Element data from apps and pages ::

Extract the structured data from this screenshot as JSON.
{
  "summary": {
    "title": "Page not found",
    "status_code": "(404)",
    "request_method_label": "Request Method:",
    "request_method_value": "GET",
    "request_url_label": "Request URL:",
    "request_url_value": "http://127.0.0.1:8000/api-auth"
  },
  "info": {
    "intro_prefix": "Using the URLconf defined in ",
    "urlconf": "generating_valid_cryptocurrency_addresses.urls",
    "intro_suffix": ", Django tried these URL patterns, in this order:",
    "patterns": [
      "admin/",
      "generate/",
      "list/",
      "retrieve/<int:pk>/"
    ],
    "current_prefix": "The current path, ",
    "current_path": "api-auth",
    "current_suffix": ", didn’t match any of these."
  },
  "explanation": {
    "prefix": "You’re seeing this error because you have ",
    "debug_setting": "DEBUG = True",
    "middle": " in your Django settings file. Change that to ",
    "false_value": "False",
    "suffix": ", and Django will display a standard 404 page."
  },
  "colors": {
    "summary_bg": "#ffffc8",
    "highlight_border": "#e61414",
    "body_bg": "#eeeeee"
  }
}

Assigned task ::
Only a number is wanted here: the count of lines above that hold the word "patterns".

Exercise response ::
2